An evaluation by UC Irvine’s Department of Education showed that THINK participants in Santa Ana made greater gains on the 2011 state assessments than non-participants, and that progress was enhanced by longevity in the program, targeted instruction, and layering of services, as students in multiple THINK programs demonstrated the greatest gains. 

THINK Together now serves over 100,000 low-income students in Orange, Los Angeles, Riverside, Sacramento, San Bernardino, and San Diego counties. Last year, they added more than 80 new extended learning time sites statewide, and expanded to 91 early literacy sites throughout Orange County.

Kids with backpacksThe Twilight Education Project provides low income, English Language Learning families an opportunity to learn language and life skills that will help them thrive. This program removes the typical barriers to services for low income families: it’s free, takes place after work hours and provides transportation and child care.

Three nights a week, school-age children receive tutoring in English literacy, homework help and computer lab access. Their toddler siblings participate in preschool activities focused on English literacy and modeled on the Club's nationally accredited preschool. Just a few feet away in their own classrooms, parents learn Community Based English, a curriculum that helps them gain proficiency in speaking and reading language associated with safety, medical care, transportation and work. Parents also have the opportunity to get hands-on job skills training and earn a certificate in childcare to help open the door to greater employment opportunities.

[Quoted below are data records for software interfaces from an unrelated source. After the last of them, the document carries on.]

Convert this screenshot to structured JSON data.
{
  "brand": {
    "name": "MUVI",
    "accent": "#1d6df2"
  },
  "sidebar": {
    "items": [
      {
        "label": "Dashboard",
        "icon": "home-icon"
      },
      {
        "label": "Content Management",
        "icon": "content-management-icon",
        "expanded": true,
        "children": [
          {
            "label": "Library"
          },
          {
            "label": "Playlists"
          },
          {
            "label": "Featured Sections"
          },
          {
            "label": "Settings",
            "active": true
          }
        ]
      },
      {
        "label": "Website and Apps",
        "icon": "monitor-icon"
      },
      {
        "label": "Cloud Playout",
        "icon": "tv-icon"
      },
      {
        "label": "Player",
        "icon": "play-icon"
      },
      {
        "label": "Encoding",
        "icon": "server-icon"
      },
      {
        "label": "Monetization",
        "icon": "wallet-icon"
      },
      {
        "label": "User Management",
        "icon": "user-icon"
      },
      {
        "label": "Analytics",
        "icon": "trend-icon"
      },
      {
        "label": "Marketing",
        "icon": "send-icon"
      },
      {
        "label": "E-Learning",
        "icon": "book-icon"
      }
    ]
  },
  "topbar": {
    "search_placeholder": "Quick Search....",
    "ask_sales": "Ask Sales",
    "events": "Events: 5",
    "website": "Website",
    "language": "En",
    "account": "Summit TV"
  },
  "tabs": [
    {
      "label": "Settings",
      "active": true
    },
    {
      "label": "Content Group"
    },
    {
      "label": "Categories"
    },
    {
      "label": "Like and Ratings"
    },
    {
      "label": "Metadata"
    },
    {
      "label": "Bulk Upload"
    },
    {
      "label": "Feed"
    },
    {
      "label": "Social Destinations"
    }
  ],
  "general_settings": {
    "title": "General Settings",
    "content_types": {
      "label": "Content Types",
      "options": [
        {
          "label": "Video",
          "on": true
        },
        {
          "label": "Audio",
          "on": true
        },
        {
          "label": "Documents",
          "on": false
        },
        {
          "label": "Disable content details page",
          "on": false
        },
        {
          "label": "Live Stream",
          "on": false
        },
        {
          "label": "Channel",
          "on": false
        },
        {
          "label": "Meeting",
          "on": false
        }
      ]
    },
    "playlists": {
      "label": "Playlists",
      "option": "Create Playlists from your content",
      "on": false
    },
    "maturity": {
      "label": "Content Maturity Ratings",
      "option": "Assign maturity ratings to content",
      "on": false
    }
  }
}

Last year, over 350 children and adults learned side by side in the program’s supportive atmosphere.

LEAThe Orange County Business Council’s LEA program helps Latino parents and families in Orange County advocate for their children and spark the importance of education in Latino neighborhoods around the 100 low-performing schools in the county.

LEA acts as a facilitator to pull together parents, school, community groups and existing programs to improve education around the 100 low-performing schools in the county. By developing community-based training programs, the initiative helps parents better understand and navigate the educational system as a way of helping their children succeed in school. 

Since 2005, LEA has created and printed 30,000 copies of the Ten Educational Commandments for Parents book in English and Spanish, successfully trained more than 7,000 parents and introduced an additional 23,000 parents to the Ten Educational Commandments for Parents, and coordinated the expansion of 30 parent coalitions.